In re-imagining Argentinian writer Jorge Luis Borges’ mysterious and engaging short story “The Book of Sand” (from his collection of the same name), Lisa Ramirez—one of the Bay Area’s most talented theater artists—hasn’t merely brought to the stage Borges’ story of a man who becomes possessed by an infinite book.
She has embellished the elusive story in ways that might make you dizzy. “Book of Sand (a fairytale),” a production of Oakland Theater Project where Ramirez is associate artistic director, is no Word for Word verbatim dramatization; it’s a vision of a sort of possession that could drive a person barking mad. And as directed by Susannah Martin, that vision is fully realized in this beautifully staged and performed production by the 10-year-old theater company on this, its last show of the 2022 season.
In Borges’ story, a humble retired librarian is approached by what he believes to be a door-to-door Bible salesman. But it turns out the salesman is selling an ancient “diabolical” book that literally never ends. It is full of words in an unknown language. The librarian is enthralled and buys the book, which he gradually believes to be nightmarish, even obscene, a book that “slanders reality.”
In Ramirez’s 75-minute expansion of the very short story, we actually get to see the ways in which the librarian is possessed by the book. And in Kevin Rebultan’s excellent, calibrated portrayal we witness a man whose mind and body seem to be taken over by a force that indeed completely alters his reality. (The ways in which, in spite of himself, his arms and legs thrash in a wild dance are charming to behold.)

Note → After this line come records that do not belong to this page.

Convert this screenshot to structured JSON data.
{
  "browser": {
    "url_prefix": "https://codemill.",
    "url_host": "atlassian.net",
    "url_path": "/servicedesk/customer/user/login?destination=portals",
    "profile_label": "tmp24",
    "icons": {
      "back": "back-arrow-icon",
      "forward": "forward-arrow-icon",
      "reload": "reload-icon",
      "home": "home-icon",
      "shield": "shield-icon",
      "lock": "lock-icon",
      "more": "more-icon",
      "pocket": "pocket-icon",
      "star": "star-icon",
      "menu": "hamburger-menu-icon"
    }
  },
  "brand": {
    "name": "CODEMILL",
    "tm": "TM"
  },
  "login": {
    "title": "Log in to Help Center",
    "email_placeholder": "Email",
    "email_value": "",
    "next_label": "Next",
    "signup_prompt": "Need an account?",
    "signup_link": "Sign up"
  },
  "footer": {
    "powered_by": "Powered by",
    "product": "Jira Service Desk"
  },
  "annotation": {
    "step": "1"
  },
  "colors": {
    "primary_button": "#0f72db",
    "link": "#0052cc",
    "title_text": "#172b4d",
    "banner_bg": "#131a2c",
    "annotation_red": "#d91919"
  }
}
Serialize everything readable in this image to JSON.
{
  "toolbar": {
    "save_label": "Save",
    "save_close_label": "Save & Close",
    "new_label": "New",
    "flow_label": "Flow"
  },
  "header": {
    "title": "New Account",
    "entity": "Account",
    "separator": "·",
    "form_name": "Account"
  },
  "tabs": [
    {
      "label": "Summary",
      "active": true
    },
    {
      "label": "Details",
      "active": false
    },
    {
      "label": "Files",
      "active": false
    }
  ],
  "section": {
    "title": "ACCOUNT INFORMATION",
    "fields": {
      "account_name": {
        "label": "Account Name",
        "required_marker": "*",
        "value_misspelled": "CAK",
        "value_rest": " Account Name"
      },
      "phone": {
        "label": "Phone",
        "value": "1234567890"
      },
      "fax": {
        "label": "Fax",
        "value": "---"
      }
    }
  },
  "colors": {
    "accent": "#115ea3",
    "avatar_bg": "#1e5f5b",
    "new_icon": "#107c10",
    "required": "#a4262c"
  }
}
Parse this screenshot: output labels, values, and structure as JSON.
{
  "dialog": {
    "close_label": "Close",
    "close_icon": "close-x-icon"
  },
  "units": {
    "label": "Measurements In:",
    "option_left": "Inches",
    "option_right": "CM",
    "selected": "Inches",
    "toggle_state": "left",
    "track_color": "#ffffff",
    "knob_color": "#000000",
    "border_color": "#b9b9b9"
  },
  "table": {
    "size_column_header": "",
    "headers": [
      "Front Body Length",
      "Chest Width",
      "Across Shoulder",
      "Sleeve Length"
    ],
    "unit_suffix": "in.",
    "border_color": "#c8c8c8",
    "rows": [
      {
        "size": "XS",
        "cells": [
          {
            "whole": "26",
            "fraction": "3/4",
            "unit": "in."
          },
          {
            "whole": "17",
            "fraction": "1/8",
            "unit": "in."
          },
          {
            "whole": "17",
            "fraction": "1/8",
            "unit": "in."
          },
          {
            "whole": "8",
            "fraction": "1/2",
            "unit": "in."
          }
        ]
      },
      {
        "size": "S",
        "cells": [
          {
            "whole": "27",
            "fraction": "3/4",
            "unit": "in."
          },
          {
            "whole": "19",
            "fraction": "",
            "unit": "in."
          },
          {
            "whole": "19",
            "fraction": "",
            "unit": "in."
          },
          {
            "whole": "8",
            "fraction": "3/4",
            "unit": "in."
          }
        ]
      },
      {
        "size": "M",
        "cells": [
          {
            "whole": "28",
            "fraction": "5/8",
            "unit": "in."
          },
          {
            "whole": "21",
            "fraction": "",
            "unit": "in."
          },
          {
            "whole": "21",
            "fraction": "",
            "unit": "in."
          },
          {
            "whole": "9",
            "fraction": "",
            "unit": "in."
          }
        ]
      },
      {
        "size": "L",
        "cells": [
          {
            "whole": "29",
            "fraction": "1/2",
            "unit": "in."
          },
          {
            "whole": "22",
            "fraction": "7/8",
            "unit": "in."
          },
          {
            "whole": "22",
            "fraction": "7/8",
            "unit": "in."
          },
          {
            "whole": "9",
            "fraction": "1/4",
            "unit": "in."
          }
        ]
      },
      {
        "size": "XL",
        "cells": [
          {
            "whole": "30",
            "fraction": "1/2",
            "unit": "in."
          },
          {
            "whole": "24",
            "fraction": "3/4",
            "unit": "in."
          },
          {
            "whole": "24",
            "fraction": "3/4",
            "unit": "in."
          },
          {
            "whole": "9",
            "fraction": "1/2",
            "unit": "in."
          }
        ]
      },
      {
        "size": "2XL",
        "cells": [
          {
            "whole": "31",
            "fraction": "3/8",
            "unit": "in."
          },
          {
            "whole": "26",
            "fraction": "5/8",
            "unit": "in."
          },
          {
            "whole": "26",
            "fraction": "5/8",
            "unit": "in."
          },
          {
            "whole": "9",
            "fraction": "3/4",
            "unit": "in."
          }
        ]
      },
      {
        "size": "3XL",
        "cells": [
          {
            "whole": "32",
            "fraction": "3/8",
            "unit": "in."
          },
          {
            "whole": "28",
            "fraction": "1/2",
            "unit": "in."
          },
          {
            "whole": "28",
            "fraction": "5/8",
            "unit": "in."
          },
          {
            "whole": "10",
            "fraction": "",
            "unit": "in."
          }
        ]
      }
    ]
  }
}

The librarian narrates —“This story is true,” he tells us several times—and Rebultan is endlessly engaging.
Here, the salesman is a weird itinerant woman in tattered hippie clothes (Alice Ruiz’s costumes for both actors are pitch-perfect) who bursts in, seems to speak in tongues, maybe comes from another planet and sticks around to haunt the librarian as he goes through various agonies and ecstasies; she’s played with a wonderfully dark intensity by Carla Gallardo. Just as she has transferred the power of the book to the hapless librarian, she is uploading the visions in her fevered mind to him.
Much of the time he’s immersed in a large sandbox, sifting the sand through his fingers, digging in frantically, a visceral representation of the way the words in the magical book drift through his entire being. Or perhaps the way we ourselves seek to understand the constantly shifting reality of our lives.
But in interweaving into her text excerpts from other writers, Ramirez offers such a confusing array of recorded voiceovers, snippets of music of various genres and sound effects (sound design by Elton Bradman) that it’s hard to get a grip on the core of what’s happening. The program lists 18 excerpts from writers as varied as James Joyce (Leo Bloom in “Ulysses”), Shakespeare, Edgar Allen Poe, Kurt Vonnegut, Joseph Conrad. It’s simply too much weight for this ethereal story to bear.
But there’s plenty of talent and professionalism to be seen on Oakland Theater Project’s small stage inside the Flax building. This is a company to be watched as it begins its 11th season.
Oakland Theater Project’s “Book of Sand (a fairytale)” continues through Dec. 4 at Flax, 1501 Martin Luther King Jr. Way, Oakland; tickets are $27-$37. Call 510-646-1126 or visit oaklandtheaterproject.org.